### About this exercise
Produce all the records again exactly as they stand.

Dataset rows for apps and sites:

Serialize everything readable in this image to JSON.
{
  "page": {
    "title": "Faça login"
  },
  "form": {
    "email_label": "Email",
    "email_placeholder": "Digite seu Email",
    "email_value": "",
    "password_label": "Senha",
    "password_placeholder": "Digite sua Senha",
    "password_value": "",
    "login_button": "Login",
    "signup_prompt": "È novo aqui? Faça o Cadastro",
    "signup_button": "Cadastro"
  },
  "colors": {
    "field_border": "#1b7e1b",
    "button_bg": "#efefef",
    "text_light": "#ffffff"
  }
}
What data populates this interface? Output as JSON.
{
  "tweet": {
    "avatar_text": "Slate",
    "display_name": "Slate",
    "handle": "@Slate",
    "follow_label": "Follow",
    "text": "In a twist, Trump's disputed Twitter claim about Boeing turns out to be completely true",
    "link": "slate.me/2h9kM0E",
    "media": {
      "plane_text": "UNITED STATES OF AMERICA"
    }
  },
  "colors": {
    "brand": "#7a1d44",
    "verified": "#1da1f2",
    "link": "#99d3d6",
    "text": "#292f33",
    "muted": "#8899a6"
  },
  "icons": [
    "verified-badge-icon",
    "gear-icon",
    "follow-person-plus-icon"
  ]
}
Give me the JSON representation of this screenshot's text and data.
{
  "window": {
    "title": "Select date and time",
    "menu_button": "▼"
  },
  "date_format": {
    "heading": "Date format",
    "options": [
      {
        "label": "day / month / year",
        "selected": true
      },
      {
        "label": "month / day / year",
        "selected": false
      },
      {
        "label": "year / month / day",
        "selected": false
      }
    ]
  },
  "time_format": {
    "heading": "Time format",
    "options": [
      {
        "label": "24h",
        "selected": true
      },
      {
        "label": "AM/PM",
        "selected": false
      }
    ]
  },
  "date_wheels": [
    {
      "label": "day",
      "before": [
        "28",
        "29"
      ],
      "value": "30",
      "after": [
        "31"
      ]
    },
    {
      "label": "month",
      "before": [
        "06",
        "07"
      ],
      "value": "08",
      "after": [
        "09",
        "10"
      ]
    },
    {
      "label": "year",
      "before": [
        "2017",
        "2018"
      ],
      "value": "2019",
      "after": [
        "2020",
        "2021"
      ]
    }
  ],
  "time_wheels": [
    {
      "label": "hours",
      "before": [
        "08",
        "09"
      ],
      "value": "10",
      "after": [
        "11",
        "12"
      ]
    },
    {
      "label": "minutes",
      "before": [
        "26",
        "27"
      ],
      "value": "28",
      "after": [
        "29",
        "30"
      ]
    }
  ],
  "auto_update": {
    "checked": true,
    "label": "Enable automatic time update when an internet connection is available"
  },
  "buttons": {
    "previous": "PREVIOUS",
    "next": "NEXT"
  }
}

### Output of the task
Serialize everything readable in this image to JSON.
{
  "page": {
    "title": "Faça login"
  },
  "form": {
    "email_label": "Email",
    "email_placeholder": "Digite seu Email",
    "email_value": "",
    "password_label": "Senha",
    "password_placeholder": "Digite sua Senha",
    "password_value": "",
    "login_button": "Login",
    "signup_prompt": "È novo aqui? Faça o Cadastro",
    "signup_button": "Cadastro"
  },
  "colors": {
    "field_border": "#1b7e1b",
    "button_bg": "#efefef",
    "text_light": "#ffffff"
  }
}
What data populates this interface? Output as JSON.
{
  "tweet": {
    "avatar_text": "Slate",
    "display_name": "Slate",
    "handle": "@Slate",
    "follow_label": "Follow",
    "text": "In a twist, Trump's disputed Twitter claim about Boeing turns out to be completely true",
    "link": "slate.me/2h9kM0E",
    "media": {
      "plane_text": "UNITED STATES OF AMERICA"
    }
  },
  "colors": {
    "brand": "#7a1d44",
    "verified": "#1da1f2",
    "link": "#99d3d6",
    "text": "#292f33",
    "muted": "#8899a6"
  },
  "icons": [
    "verified-badge-icon",
    "gear-icon",
    "follow-person-plus-icon"
  ]
}
Give me the JSON representation of this screenshot's text and data.
{
  "window": {
    "title": "Select date and time",
    "menu_button": "▼"
  },
  "date_format": {
    "heading": "Date format",
    "options": [
      {
        "label": "day / month / year",
        "selected": true
      },
      {
        "label": "month / day / year",
        "selected": false
      },
      {
        "label": "year / month / day",
        "selected": false
      }
    ]
  },
  "time_format": {
    "heading": "Time format",
    "options": [
      {
        "label": "24h",
        "selected": true
      },
      {
        "label": "AM/PM",
        "selected": false
      }
    ]
  },
  "date_wheels": [
    {
      "label": "day",
      "before": [
        "28",
        "29"
      ],
      "value": "30",
      "after": [
        "31"
      ]
    },
    {
      "label": "month",
      "before": [
        "06",
        "07"
      ],
      "value": "08",
      "after": [
        "09",
        "10"
      ]
    },
    {
      "label": "year",
      "before": [
        "2017",
        "2018"
      ],
      "value": "2019",
      "after": [
        "2020",
        "2021"
      ]
    }
  ],
  "time_wheels": [
    {
      "label": "hours",
      "before": [
        "08",
        "09"
      ],
      "value": "10",
      "after": [
        "11",
        "12"
      ]
    },
    {
      "label": "minutes",
      "before": [
        "26",
        "27"
      ],
      "value": "28",
      "after": [
        "29",
        "30"
      ]
    }
  ],
  "auto_update": {
    "checked": true,
    "label": "Enable automatic time update when an internet connection is available"
  },
  "buttons": {
    "previous": "PREVIOUS",
    "next": "NEXT"
  }
}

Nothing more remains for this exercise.